(Excerpts from an interface dataset)
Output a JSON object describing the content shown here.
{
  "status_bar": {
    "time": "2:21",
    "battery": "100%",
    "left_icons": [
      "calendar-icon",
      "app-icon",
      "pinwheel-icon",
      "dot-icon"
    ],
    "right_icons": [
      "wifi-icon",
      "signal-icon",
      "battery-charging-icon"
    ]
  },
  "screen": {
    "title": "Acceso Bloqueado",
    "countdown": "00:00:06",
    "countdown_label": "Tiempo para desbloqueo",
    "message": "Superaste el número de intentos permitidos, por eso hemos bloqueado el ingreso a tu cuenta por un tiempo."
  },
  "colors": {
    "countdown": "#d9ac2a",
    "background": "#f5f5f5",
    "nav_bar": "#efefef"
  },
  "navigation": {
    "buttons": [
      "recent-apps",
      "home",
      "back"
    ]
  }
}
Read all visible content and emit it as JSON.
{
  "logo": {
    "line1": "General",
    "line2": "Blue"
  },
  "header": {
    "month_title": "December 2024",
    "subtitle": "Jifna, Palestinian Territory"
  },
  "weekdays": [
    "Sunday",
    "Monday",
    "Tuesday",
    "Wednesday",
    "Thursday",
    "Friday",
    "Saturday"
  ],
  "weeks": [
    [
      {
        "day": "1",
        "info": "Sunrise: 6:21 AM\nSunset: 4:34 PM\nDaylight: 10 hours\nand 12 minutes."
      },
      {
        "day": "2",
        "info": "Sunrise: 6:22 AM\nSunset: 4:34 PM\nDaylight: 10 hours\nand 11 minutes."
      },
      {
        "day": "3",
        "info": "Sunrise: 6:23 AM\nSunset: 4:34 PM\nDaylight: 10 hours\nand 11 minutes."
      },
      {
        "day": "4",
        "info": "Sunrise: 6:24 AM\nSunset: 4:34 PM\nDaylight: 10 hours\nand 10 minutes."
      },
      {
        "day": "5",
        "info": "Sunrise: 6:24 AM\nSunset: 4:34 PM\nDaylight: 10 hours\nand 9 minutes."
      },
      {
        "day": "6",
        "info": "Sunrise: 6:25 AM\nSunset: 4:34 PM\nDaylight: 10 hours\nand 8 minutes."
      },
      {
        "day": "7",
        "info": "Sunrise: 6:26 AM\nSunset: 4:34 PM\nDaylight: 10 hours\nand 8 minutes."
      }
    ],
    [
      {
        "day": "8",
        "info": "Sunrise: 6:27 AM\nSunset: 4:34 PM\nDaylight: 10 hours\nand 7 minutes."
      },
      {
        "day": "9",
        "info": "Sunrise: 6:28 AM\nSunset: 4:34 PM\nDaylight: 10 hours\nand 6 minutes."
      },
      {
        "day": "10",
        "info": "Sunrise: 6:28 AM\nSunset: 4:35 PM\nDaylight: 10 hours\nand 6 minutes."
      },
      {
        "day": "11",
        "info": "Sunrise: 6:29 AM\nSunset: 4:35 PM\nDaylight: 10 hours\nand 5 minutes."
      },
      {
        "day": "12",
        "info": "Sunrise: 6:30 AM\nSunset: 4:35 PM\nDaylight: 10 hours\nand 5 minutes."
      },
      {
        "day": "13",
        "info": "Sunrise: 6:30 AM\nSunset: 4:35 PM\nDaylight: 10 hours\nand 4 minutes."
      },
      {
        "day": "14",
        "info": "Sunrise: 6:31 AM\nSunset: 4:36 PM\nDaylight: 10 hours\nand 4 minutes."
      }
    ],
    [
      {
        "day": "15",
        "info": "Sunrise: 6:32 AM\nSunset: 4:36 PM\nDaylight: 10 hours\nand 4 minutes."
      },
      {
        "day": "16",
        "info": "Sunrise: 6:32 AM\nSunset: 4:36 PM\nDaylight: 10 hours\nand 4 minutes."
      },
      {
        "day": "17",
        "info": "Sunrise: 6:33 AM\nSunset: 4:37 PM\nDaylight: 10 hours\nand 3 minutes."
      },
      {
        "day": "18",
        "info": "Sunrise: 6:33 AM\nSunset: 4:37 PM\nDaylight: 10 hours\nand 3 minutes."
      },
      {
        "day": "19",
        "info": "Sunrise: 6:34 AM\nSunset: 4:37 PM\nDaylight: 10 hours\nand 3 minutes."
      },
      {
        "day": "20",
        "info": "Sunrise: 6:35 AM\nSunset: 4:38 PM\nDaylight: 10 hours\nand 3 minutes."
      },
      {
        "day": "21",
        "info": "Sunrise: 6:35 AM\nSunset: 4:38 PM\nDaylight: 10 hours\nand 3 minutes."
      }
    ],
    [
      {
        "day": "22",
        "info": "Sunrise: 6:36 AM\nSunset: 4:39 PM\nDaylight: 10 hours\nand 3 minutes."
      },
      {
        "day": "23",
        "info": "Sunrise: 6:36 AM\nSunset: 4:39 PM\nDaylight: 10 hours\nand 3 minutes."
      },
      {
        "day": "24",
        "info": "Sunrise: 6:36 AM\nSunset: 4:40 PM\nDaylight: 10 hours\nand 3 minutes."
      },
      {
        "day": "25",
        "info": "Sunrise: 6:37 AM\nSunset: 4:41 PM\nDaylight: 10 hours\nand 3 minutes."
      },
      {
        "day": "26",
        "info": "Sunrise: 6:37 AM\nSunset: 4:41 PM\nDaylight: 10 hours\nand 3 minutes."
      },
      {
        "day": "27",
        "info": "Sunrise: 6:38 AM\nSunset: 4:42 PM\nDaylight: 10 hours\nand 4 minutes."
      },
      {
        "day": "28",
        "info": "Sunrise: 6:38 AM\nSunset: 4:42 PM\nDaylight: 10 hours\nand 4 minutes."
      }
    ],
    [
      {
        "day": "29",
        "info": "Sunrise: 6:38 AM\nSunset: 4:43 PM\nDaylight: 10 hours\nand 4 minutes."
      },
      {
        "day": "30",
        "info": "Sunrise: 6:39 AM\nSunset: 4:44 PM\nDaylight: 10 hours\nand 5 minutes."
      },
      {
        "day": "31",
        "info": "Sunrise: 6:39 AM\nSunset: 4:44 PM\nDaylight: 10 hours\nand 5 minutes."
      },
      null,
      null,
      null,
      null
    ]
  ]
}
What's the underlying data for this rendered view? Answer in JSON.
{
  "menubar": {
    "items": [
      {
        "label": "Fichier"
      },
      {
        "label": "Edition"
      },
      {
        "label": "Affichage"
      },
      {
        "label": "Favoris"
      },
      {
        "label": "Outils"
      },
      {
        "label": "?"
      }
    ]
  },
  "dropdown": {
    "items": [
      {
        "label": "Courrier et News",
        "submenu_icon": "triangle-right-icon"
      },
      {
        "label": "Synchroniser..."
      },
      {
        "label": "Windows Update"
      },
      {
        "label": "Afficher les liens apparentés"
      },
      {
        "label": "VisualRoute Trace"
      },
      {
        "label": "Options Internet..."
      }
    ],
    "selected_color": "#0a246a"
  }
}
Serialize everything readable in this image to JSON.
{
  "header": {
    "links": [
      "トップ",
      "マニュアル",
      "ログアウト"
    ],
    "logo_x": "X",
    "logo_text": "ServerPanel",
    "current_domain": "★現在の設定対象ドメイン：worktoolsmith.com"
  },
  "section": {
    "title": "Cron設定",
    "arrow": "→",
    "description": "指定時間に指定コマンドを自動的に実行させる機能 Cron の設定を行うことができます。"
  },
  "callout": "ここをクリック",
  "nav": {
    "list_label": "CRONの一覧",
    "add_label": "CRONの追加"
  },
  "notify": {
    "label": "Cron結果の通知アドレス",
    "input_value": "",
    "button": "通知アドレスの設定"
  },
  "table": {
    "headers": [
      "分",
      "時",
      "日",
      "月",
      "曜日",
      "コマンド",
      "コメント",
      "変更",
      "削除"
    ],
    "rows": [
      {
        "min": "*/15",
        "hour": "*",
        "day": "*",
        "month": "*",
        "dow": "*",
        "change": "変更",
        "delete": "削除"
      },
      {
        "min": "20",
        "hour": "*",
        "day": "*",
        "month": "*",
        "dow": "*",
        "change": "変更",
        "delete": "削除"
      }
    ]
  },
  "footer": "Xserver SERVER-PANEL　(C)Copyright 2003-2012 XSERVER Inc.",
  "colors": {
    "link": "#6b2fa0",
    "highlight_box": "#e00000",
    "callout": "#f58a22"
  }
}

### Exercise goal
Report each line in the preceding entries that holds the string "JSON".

### Solution to the exercise
Output a JSON object describing the content shown here.
Read all visible content and emit it as JSON.
What's the underlying data for this rendered view? Answer in JSON.
Serialize everything readable in this image to JSON.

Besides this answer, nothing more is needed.